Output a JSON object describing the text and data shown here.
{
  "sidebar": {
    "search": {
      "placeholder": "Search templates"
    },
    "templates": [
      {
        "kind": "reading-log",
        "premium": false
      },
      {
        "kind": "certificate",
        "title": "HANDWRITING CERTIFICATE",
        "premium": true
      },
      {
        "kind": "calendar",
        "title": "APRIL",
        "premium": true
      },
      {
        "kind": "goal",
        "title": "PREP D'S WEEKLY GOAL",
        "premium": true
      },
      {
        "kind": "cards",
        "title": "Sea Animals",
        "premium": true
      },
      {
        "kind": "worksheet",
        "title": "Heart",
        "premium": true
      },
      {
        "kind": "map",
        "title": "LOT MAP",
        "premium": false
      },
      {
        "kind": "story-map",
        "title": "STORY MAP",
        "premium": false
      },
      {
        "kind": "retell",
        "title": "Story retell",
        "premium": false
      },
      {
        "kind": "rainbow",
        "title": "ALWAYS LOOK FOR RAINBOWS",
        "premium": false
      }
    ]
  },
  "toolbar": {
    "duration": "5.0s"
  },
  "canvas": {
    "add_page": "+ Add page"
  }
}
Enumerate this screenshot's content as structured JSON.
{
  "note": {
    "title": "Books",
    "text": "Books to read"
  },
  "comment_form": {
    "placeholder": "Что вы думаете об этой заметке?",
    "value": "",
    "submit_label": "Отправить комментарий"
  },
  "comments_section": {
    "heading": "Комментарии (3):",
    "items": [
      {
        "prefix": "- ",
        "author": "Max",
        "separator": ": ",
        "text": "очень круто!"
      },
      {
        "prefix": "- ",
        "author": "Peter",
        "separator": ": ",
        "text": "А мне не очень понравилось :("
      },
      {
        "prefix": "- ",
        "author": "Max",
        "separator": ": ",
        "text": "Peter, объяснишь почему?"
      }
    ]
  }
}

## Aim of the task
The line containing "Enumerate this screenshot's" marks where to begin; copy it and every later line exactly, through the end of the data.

## Solution to the exercise
Enumerate this screenshot's content as structured JSON.
{
  "note": {
    "title": "Books",
    "text": "Books to read"
  },
  "comment_form": {
    "placeholder": "Что вы думаете об этой заметке?",
    "value": "",
    "submit_label": "Отправить комментарий"
  },
  "comments_section": {
    "heading": "Комментарии (3):",
    "items": [
      {
        "prefix": "- ",
        "author": "Max",
        "separator": ": ",
        "text": "очень круто!"
      },
      {
        "prefix": "- ",
        "author": "Peter",
        "separator": ": ",
        "text": "А мне не очень понравилось :("
      },
      {
        "prefix": "- ",
        "author": "Max",
        "separator": ": ",
        "text": "Peter, объяснишь почему?"
      }
    ]
  }
}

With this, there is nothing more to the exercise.